Chris introduces the book by describing his own experiences with burnout, then he makes a distinction between sacrifice and burnout—noting that they are different in nature. In other words, one can make a sustainable sacrifice for the Lord without burning out—burning out is not a sacrifice. Then Chris expounds on the truth of our human nature, that we are made from the dust of the earth, and the next four chapters are implications of that truth. First, Chris talks about how we need sleep and how lack of sleep can contribute to burnout. Second, Chris explains the need for us to take regular days off, or Sabbaths. If we work on Sundays (like pastors do), we need to intentionally plan whole days off for worship, rest, and refreshment. Third, he expounds on the need for us to have friends—friends that will help us share the load and recognize potential burnout in our lives. And finally, he speaks of the need for inward renewal, that we need both time with the Lord and time for leisure activity to refresh ourselves. He is worth quoting at length on this point when he says,

“It is good to develop a healthy self-knowledge about what energizes us—what the Holy Spirit uses to bring us that inward renewal. But these activities will never be enough on their own to bring us true spiritual renewal. Each of us needs our personal devotional times with God: times of Bible reading and prayer, times to be glad to be in Christ, times of thoughtful reflection before the Lord: times to be refreshed. It is not selfish to guard those times, any more than it is selfish for a firefighter to take a break before heading back into the fire. Indeed, if we do not give space for renewal, there will soon be nothing left of us to give” (p. 77).

The final portion of the book concerns a warning to stay away from self-centered motivation, an encouraging note to depend on the Lord for our labors, and an exhortation to delight in God’s grace and not in our performance. The conclusion of the book is perhaps the most practical part of the work—there, Chris suggests four simple and wise practices for preventing or overcoming burnout. There is one more chapter at the end of the book, which serves as sort of a footnote to the book—it’s a concise psycho-spiritual analysis of burnout. It helps with defining exactly what it is and it lists some of the warning signs that burnout may be approaching.

Conclusion

I give the book five stars because it is a biblical, concise, and real treatment of the issue of burnout. Also, you can’t go wrong with the length of this book. You could easily read through the entire book in less than a week – the book is mercifully short. That’s a good thing because the principles in this book need to be learned and implemented immediately. Finally, the book is very relevant. The book is filled with testimonies and real-life experiences. Testimonies impact you in a very unique way, and this book is replete with testimonies of individuals who have experienced and recovered from burnout.
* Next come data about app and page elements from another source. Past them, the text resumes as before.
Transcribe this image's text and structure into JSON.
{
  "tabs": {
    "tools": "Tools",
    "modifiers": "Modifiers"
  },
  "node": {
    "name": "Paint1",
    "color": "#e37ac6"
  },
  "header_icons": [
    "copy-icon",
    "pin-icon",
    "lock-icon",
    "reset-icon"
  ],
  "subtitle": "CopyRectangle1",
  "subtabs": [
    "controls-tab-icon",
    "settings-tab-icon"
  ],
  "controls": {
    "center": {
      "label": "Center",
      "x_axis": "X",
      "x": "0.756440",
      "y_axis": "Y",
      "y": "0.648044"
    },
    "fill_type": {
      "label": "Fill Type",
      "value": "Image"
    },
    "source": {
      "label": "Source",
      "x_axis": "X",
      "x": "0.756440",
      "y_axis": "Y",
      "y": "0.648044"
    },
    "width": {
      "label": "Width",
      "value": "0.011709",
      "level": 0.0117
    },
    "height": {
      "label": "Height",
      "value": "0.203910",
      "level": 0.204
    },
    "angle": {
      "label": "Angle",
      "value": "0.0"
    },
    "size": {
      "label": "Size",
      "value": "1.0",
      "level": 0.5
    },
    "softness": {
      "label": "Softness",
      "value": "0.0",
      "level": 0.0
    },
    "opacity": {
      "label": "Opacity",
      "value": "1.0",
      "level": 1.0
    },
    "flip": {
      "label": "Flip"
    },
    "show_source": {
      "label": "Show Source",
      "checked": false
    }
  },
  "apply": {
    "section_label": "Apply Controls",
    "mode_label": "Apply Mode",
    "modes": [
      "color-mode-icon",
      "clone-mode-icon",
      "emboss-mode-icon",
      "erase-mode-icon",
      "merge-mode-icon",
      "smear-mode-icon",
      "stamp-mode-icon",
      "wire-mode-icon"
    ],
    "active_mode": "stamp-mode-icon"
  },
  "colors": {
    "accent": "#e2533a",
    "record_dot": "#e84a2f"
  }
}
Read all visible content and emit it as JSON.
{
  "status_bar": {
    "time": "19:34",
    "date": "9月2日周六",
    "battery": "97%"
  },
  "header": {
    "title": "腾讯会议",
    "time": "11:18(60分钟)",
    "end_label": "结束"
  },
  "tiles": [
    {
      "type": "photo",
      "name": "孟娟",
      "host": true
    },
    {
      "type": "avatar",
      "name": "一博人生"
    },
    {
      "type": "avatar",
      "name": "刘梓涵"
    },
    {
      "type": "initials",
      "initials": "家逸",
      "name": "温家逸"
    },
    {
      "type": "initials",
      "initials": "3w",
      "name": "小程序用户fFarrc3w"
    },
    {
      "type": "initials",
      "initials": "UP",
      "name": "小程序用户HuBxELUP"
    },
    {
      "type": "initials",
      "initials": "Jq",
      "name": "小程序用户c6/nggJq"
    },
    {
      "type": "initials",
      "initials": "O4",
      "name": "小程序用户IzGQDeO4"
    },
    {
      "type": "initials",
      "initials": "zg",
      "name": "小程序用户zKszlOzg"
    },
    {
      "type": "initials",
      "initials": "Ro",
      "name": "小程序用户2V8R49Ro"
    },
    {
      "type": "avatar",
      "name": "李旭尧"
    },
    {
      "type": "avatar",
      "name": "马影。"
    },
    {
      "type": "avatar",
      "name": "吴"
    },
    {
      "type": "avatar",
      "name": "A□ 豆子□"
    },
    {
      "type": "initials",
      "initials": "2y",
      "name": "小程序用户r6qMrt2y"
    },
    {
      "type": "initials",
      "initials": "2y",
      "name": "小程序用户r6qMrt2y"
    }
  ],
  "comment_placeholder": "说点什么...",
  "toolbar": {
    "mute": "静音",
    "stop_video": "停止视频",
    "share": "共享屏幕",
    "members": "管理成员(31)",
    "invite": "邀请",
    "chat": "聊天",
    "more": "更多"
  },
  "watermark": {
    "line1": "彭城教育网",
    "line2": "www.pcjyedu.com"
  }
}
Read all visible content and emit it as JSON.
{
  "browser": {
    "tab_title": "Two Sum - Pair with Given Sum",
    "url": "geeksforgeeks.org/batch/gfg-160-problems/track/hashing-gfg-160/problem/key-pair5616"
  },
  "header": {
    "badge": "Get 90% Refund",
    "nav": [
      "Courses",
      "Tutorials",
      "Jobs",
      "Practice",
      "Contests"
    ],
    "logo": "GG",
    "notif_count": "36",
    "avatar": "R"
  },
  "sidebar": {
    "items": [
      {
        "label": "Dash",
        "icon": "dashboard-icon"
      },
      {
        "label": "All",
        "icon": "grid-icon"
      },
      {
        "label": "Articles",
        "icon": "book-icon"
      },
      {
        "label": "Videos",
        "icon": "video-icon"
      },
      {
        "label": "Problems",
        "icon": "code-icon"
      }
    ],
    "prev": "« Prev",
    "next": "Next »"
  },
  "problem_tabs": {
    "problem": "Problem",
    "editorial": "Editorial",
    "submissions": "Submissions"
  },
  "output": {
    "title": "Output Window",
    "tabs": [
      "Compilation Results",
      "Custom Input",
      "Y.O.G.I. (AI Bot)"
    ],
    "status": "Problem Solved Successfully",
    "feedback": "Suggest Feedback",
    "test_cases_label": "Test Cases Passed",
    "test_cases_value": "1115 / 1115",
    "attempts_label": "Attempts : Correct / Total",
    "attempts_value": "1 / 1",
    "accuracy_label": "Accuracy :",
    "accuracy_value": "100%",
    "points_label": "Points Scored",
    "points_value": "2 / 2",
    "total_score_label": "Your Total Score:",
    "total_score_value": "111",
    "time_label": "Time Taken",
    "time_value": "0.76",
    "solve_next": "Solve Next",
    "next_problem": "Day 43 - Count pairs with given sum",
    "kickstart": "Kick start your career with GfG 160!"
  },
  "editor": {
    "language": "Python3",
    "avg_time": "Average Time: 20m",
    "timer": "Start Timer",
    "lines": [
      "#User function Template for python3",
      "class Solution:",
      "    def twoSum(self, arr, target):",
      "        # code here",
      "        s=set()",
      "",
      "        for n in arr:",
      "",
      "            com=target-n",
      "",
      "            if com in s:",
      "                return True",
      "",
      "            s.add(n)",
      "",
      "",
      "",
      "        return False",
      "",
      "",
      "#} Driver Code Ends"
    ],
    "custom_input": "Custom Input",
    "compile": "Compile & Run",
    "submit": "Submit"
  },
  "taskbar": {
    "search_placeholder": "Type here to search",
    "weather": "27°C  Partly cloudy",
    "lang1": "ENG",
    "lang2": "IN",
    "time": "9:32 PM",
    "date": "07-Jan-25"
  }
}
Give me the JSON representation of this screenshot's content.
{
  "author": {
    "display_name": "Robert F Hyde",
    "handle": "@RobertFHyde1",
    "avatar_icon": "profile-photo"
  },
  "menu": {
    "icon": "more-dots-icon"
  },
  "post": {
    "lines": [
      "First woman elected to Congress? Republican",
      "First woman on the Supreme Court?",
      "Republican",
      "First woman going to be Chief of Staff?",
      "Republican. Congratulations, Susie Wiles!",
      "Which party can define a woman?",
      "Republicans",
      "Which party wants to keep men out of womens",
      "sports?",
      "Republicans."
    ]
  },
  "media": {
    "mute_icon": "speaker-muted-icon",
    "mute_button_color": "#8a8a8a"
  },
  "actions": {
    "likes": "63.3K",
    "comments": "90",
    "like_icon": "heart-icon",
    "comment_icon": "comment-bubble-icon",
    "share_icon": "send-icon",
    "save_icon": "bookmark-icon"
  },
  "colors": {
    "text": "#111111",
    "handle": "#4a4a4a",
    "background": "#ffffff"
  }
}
It was like sitting down with a doctor—a doctor who’s had the disease before and is most qualified to treat it in others. I have begun to implement the principles of this book into my personal life and ministry so that I can remain zealous in my service without burning out. And I would highly recommend that all Christians read the book so that they can have a lifelong ministry of sustainable sacrifice without burnout.

You can purchase Zeal Without Burnout on Amazon in these formats: Kindle, hardcover, and audio CD.